KilliecrAnkie1689 was established in January 2018 to campaign for a more sensitive road plan over the Killiecrankie battlefield than the scheme proposed by Transport Scotland.  Two years later a Public Local Inquiry (PLI) was held to examine Transport Scotland’s proposal.
The Report of the PLI, delayed by the pandemic and new initiatives to counter climate change, was finally delivered to Scottish Ministers in June 2022.
They can accept or reject the Reporter’s recommendations.  If the objections are upheld, the scheme may have to be amended and possibly taken through the statutory process again.  If the objections are dismissed, the plans will be finalised.

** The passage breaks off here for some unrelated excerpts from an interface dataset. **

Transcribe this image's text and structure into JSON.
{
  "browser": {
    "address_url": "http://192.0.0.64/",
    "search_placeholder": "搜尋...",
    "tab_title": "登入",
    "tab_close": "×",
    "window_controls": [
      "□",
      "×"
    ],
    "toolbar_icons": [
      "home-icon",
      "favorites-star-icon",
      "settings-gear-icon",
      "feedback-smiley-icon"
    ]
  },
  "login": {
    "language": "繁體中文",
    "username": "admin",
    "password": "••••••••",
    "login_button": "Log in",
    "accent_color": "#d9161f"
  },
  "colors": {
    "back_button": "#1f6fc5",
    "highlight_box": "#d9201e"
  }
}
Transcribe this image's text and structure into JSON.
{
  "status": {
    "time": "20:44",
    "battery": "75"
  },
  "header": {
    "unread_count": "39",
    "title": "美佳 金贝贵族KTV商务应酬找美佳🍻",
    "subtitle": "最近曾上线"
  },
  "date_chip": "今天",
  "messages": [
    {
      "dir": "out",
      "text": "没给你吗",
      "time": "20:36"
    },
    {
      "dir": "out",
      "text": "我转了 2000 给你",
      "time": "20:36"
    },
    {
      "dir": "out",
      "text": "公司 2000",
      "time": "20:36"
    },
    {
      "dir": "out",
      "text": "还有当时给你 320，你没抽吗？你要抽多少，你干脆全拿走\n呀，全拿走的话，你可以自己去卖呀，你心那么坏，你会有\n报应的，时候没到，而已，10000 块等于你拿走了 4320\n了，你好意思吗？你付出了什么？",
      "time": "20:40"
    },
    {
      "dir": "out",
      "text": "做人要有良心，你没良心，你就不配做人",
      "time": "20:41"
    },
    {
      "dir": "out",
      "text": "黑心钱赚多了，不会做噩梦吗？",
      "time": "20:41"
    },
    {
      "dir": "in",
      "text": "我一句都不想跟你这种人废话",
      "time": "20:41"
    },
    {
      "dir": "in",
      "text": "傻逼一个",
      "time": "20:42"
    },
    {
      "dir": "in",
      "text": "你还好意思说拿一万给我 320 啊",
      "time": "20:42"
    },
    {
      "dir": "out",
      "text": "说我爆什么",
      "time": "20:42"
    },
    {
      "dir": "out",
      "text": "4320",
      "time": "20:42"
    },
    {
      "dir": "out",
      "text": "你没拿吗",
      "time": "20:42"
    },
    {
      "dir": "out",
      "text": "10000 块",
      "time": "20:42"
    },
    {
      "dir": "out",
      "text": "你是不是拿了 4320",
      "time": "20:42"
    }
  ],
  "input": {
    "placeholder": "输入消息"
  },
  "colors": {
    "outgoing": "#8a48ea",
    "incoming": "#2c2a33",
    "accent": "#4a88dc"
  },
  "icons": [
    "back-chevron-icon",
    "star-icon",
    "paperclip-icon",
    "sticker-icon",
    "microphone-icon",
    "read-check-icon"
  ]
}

Our focus has been on just 2 miles of road that bisect the Killiecrankie Battlefield.  This small stretch forms part of a 13.4 mile section from Killiecrankie to Glen Garry, one of the longest in the entire A9 dualling project.
The Inquiry exposed the central dispute at Killiecrankie.  Our case is that Transport Scotland’s plan has an unnecessarily adverse impact on the battlefield.  We maintain that the plan to widen on the northbound carriage will damage or destroy important features of the battlefield because the road will be built exactly where the two sides engaged in the Battle of Killiecrankie.  The proposed alignment will cover the strip of land where the fighting was concentrated and most lives were lost.
Transport Scotland says the area of mortal combat is not special and that building there would be less damaging than widening on the southbound carriage.
In our opinion, Transport Scotland’s analysis is wrong, conveniently so, and fails to interpret the information gathered from the latest investigations.
Transport Scotland claims that its analysis complies with the Inventory of Historic Battlefields, the list of Scotland’s most important battle sites.  However, the planners have ignored the fundamental reason for creating the Inventory: to protect and enhance the historic character of our environment so that we understand who we are.
Significantly, this is the first time that Scotland’s ambition and policy to protect important battlefields has been tested.